Nearly half of Americans have a television set connected to the Internet, and that's good news for Netflix (NASDAQ:NFLX).

A recently released research report from Leichtman Research Group finds that 49% of all U.S. households have at least one television set connected to the Internet via a video game system, Blu-ray player, smart TV, and/or a stand-alone device (including Roku, Apple (NASDAQ:AAPL) TV, or Google (NASDAQ:GOOG) Chromecast). That's an increase from 38% in 2012 and 24% in 2010. Overall, the study reports, 24% of adults watch video from the Internet via a connected TV at least weekly, compared to 13% two years ago, and 5% four years ago.

Netflix is clearly a driver of that increase. Nearly half (49%) of subscribers to the digital streaming entertainment service watch video from the Internet via a connected device weekly compared to 8% weekly use among all non-Netflix subscribers. Among Netflix streaming video users, 78% say that they watch Netflix on a TV set -- a similar level to the previous three years.

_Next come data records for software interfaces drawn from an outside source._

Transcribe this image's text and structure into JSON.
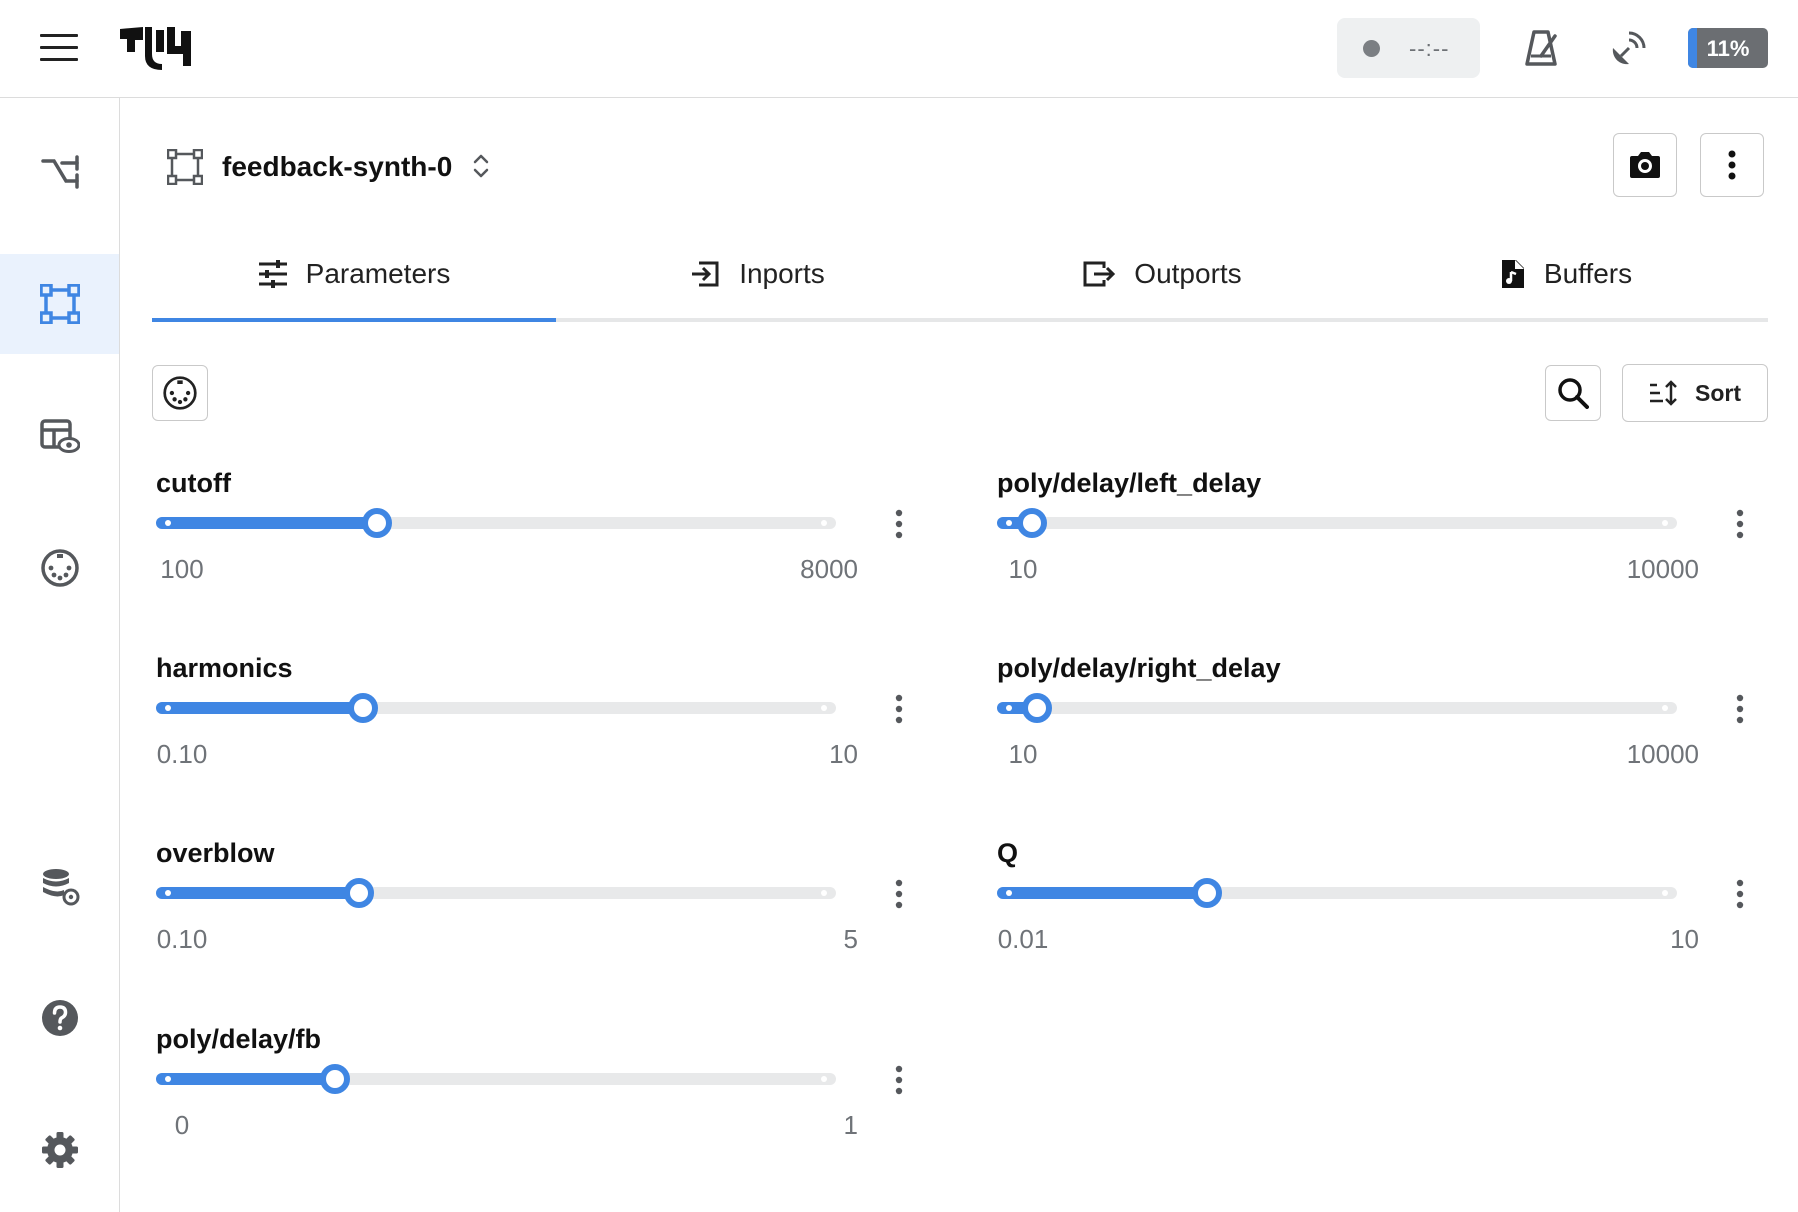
{
  "topbar": {
    "transport_time": "--:--",
    "cpu_label": "11%",
    "cpu_percent": 11
  },
  "sidebar": {
    "items": [
      {
        "name": "graph-editor",
        "icon": "patch-cable-icon",
        "active": false
      },
      {
        "name": "device-view",
        "icon": "device-frame-icon",
        "active": true
      },
      {
        "name": "parameter-view",
        "icon": "table-eye-icon",
        "active": false
      },
      {
        "name": "midi-view",
        "icon": "midi-port-icon",
        "active": false
      },
      {
        "name": "resources",
        "icon": "database-gear-icon",
        "active": false
      },
      {
        "name": "help",
        "icon": "help-circle-icon",
        "active": false
      },
      {
        "name": "settings",
        "icon": "gear-icon",
        "active": false
      }
    ]
  },
  "device": {
    "title": "feedback-synth-0"
  },
  "tabs": [
    {
      "label": "Parameters",
      "icon": "sliders-icon",
      "active": true
    },
    {
      "label": "Inports",
      "icon": "inport-icon",
      "active": false
    },
    {
      "label": "Outports",
      "icon": "outport-icon",
      "active": false
    },
    {
      "label": "Buffers",
      "icon": "audio-file-icon",
      "active": false
    }
  ],
  "toolbar": {
    "sort_label": "Sort"
  },
  "parameters": [
    {
      "name": "cutoff",
      "min": "100",
      "max": "8000",
      "fraction": 0.325
    },
    {
      "name": "harmonics",
      "min": "0.10",
      "max": "10",
      "fraction": 0.305
    },
    {
      "name": "overblow",
      "min": "0.10",
      "max": "5",
      "fraction": 0.298
    },
    {
      "name": "poly/delay/fb",
      "min": "0",
      "max": "1",
      "fraction": 0.263
    },
    {
      "name": "poly/delay/left_delay",
      "min": "10",
      "max": "10000",
      "fraction": 0.051
    },
    {
      "name": "poly/delay/right_delay",
      "min": "10",
      "max": "10000",
      "fraction": 0.059
    },
    {
      "name": "Q",
      "min": "0.01",
      "max": "10",
      "fraction": 0.309
    }
  ],
  "colors": {
    "accent": "#3f86e3",
    "active_sidebar_bg": "#eaf2fd",
    "track": "#e8e9ea",
    "cpu_bg": "#6b6e72"
  }
}
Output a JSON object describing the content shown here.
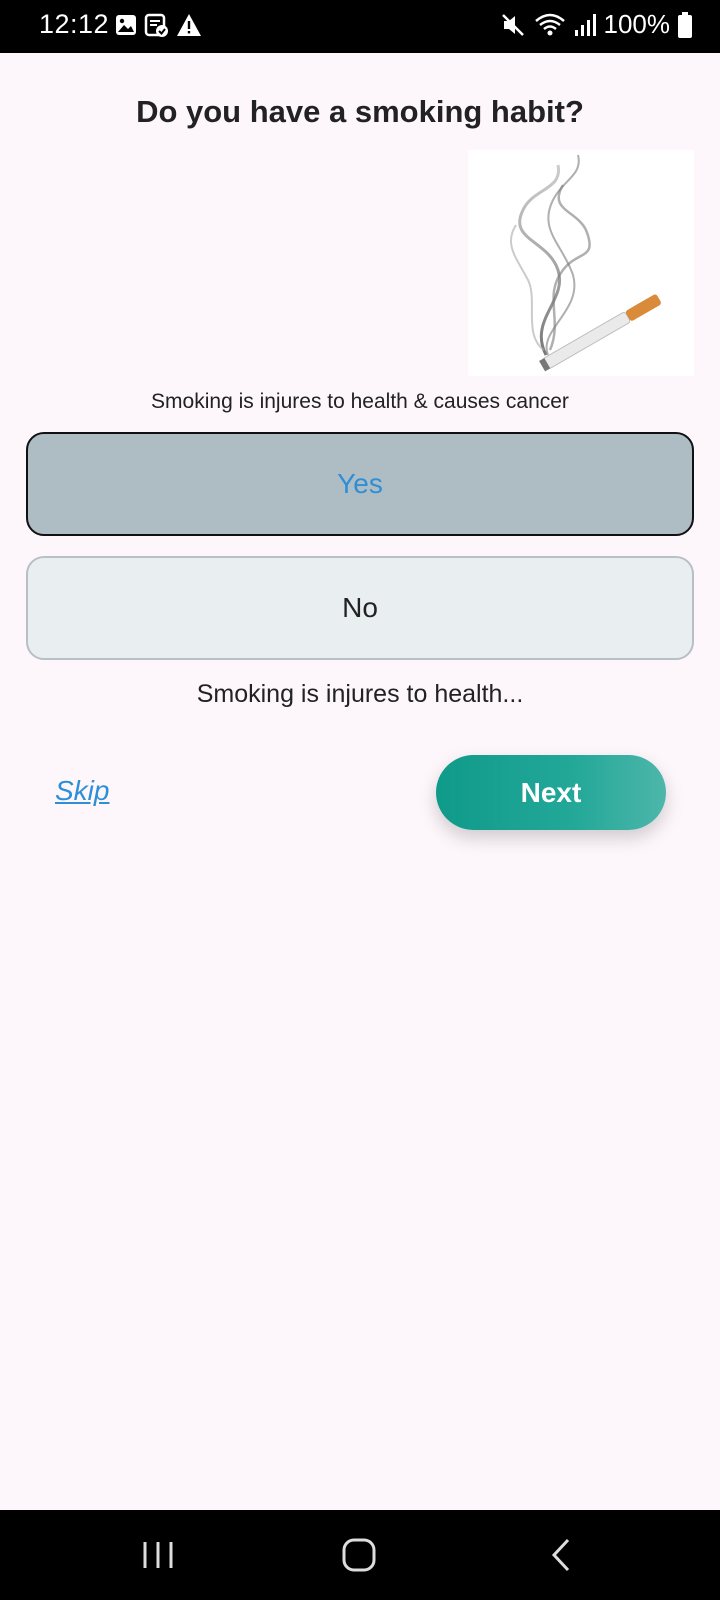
{
  "status_bar": {
    "time": "12:12",
    "battery": "100%",
    "left_icons": [
      "image-icon",
      "calendar-check-icon",
      "warning-icon"
    ],
    "right_icons": [
      "mute-icon",
      "wifi-icon",
      "signal-icon",
      "battery-icon"
    ]
  },
  "question": {
    "title": "Do you have a smoking habit?",
    "illustration": "cigarette-smoke-image",
    "warning": "Smoking is injures to health & causes cancer"
  },
  "options": [
    {
      "label": "Yes",
      "selected": true
    },
    {
      "label": "No",
      "selected": false
    }
  ],
  "hint": "Smoking is injures to health...",
  "actions": {
    "skip_label": "Skip",
    "next_label": "Next"
  },
  "colors": {
    "accent": "#2e8fd6",
    "next_gradient_start": "#0f9a8a",
    "next_gradient_end": "#4db6aa",
    "selected_option_bg": "#aebcc4",
    "unselected_option_bg": "#e9eef1"
  },
  "nav_bar": [
    "recents-icon",
    "home-icon",
    "back-icon"
  ]
}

"This recent growth was spurred by Netflix's decision in the third quarter of 2011 to focus on streaming video, coupled with the proliferation of connected TV devices, smartphones, and iPads and tablets," said LRG President Bruce Leichtman.

Good news for Netflix, bad news for cable companies?

Netflix has clearly become the catalyst that makes it OK for many cable users to cut the cord. About half (48%) of people who don't pay for cable or satellite TV subscribe to Netflix, an increase from 29% in 2012. Looking at it another way, the number of Netflix subscribers who also buy cable or satellite service fell to 80% from 85% in 2012 and 88% in 2010, according to LRG. 

The growth of connected TVs has improved the Netflix experience, which is one factor contributing to those numbers. The reason the number of Netflix users who also pay for cable may be falling is that pay TV has become increasingly more expensive.
In May, the Federal Communications Commission's Media Bureau released its annual survey of cable rates. For at least the past two decades, the report shows, the average monthly cable bill has risen about $2 to $3 per year. The average household now pays about $64.41 per month, nearly triple what it paid in 1995 when the FCC began tracking the info. 
If you can watch Netflix's broad offering on your TV, the idea of paying less than $10 a month for a subscription instead of $60+ seems like a pretty good deal.
A few years ago cutting the cord meant settling for whatever programs you could get online or through streaming services watched on a computer or tablet. Now products like Amazon's (NASDAQ:AMZN) Fire TV -- and to a lesser extent Apple TV and Chromecast -- have made it easy to watch a broad array of offerings on the same TVs where people watch cable. As that technology becomes more prevalent and Netlifx (along with its competitors) are built directly into smart TVs, any technological walls will fall. 
If your grandmother can find "the Netflix" with no more effort than it takes her to find Lifetime Movie Channel then expect the numbers of people dumping cable to grow. 

Is the market for growth cooling?

The biggest challenge for Netflix raised by the LRG report is that since about 80% of its 35 million domestic streaming users already watch on a connected TV, the room for growth among existing subscribers is small. The real market for Netflix is the 65 million or so U.S. homes that have cable but not Netflix. Though the cable industry posted its first full-year loss of subscribers in 2013, according to research firm SNL Kagan, it still serves 100 million households.

The continued adoption of connected TVs should give Netflix an easier path to those users and the cable companies may even participate in their own downfall.

That means "the road for Netflix is thinning," Leichtman told "That's why they want to find an off ramp," for example, by finding cable companies willing to offer Netflix on their set-top boxes.

It's all good for Netflix 

Every day there are fewer people who need an explanation as to how Netflix works. The WWE has even taken to describing its new digital streaming network as, "It's just like Netflix, but better."

Add that broad understanding to increasing availability across normal TV platforms and Netflix should be able to ride the growth of connected TVs to even greater market share. It takes little more than knowing where to plug in an HDMI cord to configure a Kindle Fire TV. Accessing apps on smart TVs requires pushing one button (and the remote may even have one dedicated to Netflix). Subscribing once you're connected involves nothing more than signing up -- and even non-tech savvy folks can usually navigate a registration form.

Netflix is the so-called killer app for connected TV. It may not be the reason we get them, but it's why people actually use them.